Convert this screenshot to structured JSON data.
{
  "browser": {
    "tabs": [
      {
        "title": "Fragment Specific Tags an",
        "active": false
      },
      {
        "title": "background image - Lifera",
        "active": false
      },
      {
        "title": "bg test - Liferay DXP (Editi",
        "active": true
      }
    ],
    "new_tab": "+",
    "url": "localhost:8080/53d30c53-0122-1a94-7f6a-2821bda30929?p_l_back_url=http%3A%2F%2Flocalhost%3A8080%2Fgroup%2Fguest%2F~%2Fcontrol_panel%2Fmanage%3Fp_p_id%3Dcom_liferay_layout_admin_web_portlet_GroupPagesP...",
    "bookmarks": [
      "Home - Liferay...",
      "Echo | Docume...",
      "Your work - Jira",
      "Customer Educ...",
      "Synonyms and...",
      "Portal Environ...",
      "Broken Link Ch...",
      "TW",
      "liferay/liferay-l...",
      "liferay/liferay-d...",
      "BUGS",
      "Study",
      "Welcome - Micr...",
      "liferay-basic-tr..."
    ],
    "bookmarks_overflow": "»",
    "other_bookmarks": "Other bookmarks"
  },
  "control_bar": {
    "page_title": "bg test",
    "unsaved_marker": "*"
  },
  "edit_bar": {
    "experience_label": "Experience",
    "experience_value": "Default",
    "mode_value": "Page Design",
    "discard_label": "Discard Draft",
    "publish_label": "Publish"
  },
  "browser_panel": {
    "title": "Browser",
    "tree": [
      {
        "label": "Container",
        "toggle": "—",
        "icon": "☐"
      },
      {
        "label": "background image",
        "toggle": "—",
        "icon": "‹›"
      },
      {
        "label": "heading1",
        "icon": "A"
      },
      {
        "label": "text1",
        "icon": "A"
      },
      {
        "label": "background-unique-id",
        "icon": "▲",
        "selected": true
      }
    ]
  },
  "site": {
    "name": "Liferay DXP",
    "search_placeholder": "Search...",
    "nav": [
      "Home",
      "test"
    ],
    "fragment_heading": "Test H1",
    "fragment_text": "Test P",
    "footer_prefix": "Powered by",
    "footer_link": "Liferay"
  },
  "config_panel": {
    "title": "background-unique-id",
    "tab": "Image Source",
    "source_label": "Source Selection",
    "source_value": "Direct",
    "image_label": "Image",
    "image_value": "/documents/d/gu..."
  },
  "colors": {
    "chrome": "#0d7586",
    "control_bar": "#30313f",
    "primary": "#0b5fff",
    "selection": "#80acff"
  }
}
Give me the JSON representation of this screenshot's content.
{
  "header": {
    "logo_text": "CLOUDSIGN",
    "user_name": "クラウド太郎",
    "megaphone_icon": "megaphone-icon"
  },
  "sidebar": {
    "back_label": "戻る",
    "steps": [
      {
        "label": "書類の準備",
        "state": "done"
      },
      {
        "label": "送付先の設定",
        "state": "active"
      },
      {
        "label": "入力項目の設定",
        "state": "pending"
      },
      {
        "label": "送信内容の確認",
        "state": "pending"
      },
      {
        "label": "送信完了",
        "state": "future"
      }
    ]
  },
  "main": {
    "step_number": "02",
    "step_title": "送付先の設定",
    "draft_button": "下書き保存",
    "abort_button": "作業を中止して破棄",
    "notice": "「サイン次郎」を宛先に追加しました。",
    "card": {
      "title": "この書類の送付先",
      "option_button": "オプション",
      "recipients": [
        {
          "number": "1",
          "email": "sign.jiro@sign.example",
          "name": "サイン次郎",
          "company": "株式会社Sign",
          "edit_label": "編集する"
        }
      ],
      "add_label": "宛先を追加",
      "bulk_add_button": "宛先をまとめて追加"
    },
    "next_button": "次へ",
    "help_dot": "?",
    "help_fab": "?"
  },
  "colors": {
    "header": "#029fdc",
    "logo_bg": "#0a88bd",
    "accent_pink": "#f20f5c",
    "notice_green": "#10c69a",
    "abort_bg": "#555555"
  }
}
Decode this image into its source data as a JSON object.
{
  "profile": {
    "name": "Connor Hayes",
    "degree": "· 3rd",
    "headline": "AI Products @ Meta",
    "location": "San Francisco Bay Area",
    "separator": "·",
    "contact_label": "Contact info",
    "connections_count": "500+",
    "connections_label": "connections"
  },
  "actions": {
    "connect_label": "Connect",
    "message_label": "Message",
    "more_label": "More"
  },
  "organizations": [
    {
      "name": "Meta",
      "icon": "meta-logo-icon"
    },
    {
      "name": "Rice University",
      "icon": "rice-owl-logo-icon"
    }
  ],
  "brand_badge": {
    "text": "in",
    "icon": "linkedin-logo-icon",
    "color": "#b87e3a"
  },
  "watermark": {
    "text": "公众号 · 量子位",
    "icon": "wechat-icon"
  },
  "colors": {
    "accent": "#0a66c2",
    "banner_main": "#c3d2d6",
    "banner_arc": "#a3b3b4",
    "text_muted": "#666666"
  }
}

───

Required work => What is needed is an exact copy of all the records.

Solution =>
Convert this screenshot to structured JSON data.
{
  "browser": {
    "tabs": [
      {
        "title": "Fragment Specific Tags an",
        "active": false
      },
      {
        "title": "background image - Lifera",
        "active": false
      },
      {
        "title": "bg test - Liferay DXP (Editi",
        "active": true
      }
    ],
    "new_tab": "+",
    "url": "localhost:8080/53d30c53-0122-1a94-7f6a-2821bda30929?p_l_back_url=http%3A%2F%2Flocalhost%3A8080%2Fgroup%2Fguest%2F~%2Fcontrol_panel%2Fmanage%3Fp_p_id%3Dcom_liferay_layout_admin_web_portlet_GroupPagesP...",
    "bookmarks": [
      "Home - Liferay...",
      "Echo | Docume...",
      "Your work - Jira",
      "Customer Educ...",
      "Synonyms and...",
      "Portal Environ...",
      "Broken Link Ch...",
      "TW",
      "liferay/liferay-l...",
      "liferay/liferay-d...",
      "BUGS",
      "Study",
      "Welcome - Micr...",
      "liferay-basic-tr..."
    ],
    "bookmarks_overflow": "»",
    "other_bookmarks": "Other bookmarks"
  },
  "control_bar": {
    "page_title": "bg test",
    "unsaved_marker": "*"
  },
  "edit_bar": {
    "experience_label": "Experience",
    "experience_value": "Default",
    "mode_value": "Page Design",
    "discard_label": "Discard Draft",
    "publish_label": "Publish"
  },
  "browser_panel": {
    "title": "Browser",
    "tree": [
      {
        "label": "Container",
        "toggle": "—",
        "icon": "☐"
      },
      {
        "label": "background image",
        "toggle": "—",
        "icon": "‹›"
      },
      {
        "label": "heading1",
        "icon": "A"
      },
      {
        "label": "text1",
        "icon": "A"
      },
      {
        "label": "background-unique-id",
        "icon": "▲",
        "selected": true
      }
    ]
  },
  "site": {
    "name": "Liferay DXP",
    "search_placeholder": "Search...",
    "nav": [
      "Home",
      "test"
    ],
    "fragment_heading": "Test H1",
    "fragment_text": "Test P",
    "footer_prefix": "Powered by",
    "footer_link": "Liferay"
  },
  "config_panel": {
    "title": "background-unique-id",
    "tab": "Image Source",
    "source_label": "Source Selection",
    "source_value": "Direct",
    "image_label": "Image",
    "image_value": "/documents/d/gu..."
  },
  "colors": {
    "chrome": "#0d7586",
    "control_bar": "#30313f",
    "primary": "#0b5fff",
    "selection": "#80acff"
  }
}
Give me the JSON representation of this screenshot's content.
{
  "header": {
    "logo_text": "CLOUDSIGN",
    "user_name": "クラウド太郎",
    "megaphone_icon": "megaphone-icon"
  },
  "sidebar": {
    "back_label": "戻る",
    "steps": [
      {
        "label": "書類の準備",
        "state": "done"
      },
      {
        "label": "送付先の設定",
        "state": "active"
      },
      {
        "label": "入力項目の設定",
        "state": "pending"
      },
      {
        "label": "送信内容の確認",
        "state": "pending"
      },
      {
        "label": "送信完了",
        "state": "future"
      }
    ]
  },
  "main": {
    "step_number": "02",
    "step_title": "送付先の設定",
    "draft_button": "下書き保存",
    "abort_button": "作業を中止して破棄",
    "notice": "「サイン次郎」を宛先に追加しました。",
    "card": {
      "title": "この書類の送付先",
      "option_button": "オプション",
      "recipients": [
        {
          "number": "1",
          "email": "sign.jiro@sign.example",
          "name": "サイン次郎",
          "company": "株式会社Sign",
          "edit_label": "編集する"
        }
      ],
      "add_label": "宛先を追加",
      "bulk_add_button": "宛先をまとめて追加"
    },
    "next_button": "次へ",
    "help_dot": "?",
    "help_fab": "?"
  },
  "colors": {
    "header": "#029fdc",
    "logo_bg": "#0a88bd",
    "accent_pink": "#f20f5c",
    "notice_green": "#10c69a",
    "abort_bg": "#555555"
  }
}
Decode this image into its source data as a JSON object.
{
  "profile": {
    "name": "Connor Hayes",
    "degree": "· 3rd",
    "headline": "AI Products @ Meta",
    "location": "San Francisco Bay Area",
    "separator": "·",
    "contact_label": "Contact info",
    "connections_count": "500+",
    "connections_label": "connections"
  },
  "actions": {
    "connect_label": "Connect",
    "message_label": "Message",
    "more_label": "More"
  },
  "organizations": [
    {
      "name": "Meta",
      "icon": "meta-logo-icon"
    },
    {
      "name": "Rice University",
      "icon": "rice-owl-logo-icon"
    }
  ],
  "brand_badge": {
    "text": "in",
    "icon": "linkedin-logo-icon",
    "color": "#b87e3a"
  },
  "watermark": {
    "text": "公众号 · 量子位",
    "icon": "wechat-icon"
  },
  "colors": {
    "accent": "#0a66c2",
    "banner_main": "#c3d2d6",
    "banner_arc": "#a3b3b4",
    "text_muted": "#666666"
  }
}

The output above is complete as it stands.